◆ EXERCISE INSTRUCTIONS ◆
Pick each line that has "description" out of the records.

[RECORDS FOR PROCESSING]

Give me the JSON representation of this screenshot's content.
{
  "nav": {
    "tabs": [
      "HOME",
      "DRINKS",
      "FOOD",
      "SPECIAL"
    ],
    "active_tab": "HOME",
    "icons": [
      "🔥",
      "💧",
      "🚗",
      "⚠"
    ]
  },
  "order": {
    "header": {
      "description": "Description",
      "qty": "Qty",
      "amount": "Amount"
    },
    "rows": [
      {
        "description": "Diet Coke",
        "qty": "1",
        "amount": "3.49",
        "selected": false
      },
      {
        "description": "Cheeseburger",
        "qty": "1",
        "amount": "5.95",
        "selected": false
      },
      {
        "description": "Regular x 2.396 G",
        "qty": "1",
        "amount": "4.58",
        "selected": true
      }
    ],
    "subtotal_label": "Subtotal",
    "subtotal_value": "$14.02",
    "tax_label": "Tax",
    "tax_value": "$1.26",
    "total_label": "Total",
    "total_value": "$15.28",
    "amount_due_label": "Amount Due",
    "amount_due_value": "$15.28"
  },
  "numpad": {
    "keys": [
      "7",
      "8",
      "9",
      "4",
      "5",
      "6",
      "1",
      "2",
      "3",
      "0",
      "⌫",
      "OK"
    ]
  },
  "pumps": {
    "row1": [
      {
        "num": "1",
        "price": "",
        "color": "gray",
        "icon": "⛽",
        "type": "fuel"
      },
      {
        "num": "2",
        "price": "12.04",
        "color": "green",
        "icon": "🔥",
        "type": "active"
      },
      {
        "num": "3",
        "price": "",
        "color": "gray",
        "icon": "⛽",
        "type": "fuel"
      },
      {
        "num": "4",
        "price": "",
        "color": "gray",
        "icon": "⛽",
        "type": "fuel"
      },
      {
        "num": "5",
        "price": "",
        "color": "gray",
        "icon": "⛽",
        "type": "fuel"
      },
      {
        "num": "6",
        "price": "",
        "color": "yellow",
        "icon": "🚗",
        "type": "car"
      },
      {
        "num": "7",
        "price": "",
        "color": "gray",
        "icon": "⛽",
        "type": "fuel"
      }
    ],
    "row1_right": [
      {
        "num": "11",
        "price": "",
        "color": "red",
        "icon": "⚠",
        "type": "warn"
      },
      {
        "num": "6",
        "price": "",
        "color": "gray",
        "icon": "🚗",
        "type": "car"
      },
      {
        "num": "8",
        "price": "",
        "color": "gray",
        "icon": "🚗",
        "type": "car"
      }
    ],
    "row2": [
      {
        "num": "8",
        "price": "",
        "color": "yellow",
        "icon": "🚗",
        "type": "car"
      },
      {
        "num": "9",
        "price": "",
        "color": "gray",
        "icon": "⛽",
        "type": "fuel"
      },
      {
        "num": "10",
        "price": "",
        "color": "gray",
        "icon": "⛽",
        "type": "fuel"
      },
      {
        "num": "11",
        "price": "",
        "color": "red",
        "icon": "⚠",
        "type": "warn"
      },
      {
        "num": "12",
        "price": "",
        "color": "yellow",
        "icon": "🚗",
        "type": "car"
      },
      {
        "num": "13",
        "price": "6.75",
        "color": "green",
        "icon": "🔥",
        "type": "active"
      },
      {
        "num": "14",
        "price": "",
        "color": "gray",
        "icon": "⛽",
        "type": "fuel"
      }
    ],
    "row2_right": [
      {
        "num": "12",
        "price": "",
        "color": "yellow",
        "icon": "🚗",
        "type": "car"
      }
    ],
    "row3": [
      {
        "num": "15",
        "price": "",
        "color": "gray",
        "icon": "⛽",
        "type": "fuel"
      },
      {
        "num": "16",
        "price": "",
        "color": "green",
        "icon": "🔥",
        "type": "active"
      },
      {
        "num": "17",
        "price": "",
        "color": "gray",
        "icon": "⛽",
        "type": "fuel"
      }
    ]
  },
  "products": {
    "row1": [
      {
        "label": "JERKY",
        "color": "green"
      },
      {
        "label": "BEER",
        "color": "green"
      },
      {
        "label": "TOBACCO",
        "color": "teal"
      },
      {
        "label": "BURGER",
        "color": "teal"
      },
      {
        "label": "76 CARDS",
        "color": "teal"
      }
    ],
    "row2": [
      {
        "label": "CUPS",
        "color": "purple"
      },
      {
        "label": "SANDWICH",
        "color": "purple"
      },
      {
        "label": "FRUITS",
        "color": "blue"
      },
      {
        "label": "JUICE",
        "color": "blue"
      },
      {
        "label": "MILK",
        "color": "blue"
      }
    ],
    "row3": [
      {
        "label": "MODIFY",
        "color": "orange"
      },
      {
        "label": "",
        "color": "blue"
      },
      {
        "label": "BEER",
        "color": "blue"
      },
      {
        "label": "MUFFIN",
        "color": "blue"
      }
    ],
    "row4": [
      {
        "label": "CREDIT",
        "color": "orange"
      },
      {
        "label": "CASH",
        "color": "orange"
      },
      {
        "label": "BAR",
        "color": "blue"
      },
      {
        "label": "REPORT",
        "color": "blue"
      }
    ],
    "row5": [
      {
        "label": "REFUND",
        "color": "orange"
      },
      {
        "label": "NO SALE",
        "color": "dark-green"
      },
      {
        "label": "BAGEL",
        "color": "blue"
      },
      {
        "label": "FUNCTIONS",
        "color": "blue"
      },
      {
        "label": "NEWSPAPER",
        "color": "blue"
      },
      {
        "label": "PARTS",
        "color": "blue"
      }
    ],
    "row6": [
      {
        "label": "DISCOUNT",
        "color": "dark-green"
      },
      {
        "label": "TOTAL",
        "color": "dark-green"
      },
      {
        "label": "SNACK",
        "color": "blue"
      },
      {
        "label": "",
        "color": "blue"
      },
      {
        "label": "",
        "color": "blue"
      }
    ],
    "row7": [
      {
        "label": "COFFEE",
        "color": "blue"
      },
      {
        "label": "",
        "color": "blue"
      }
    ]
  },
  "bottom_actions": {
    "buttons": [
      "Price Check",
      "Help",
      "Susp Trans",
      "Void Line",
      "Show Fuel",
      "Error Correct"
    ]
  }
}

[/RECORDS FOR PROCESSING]

◆ YOUR RESPONSE ◆
      "description": "Description",
        "description": "Diet Coke",
        "description": "Cheeseburger",
        "description": "Regular x 2.396 G",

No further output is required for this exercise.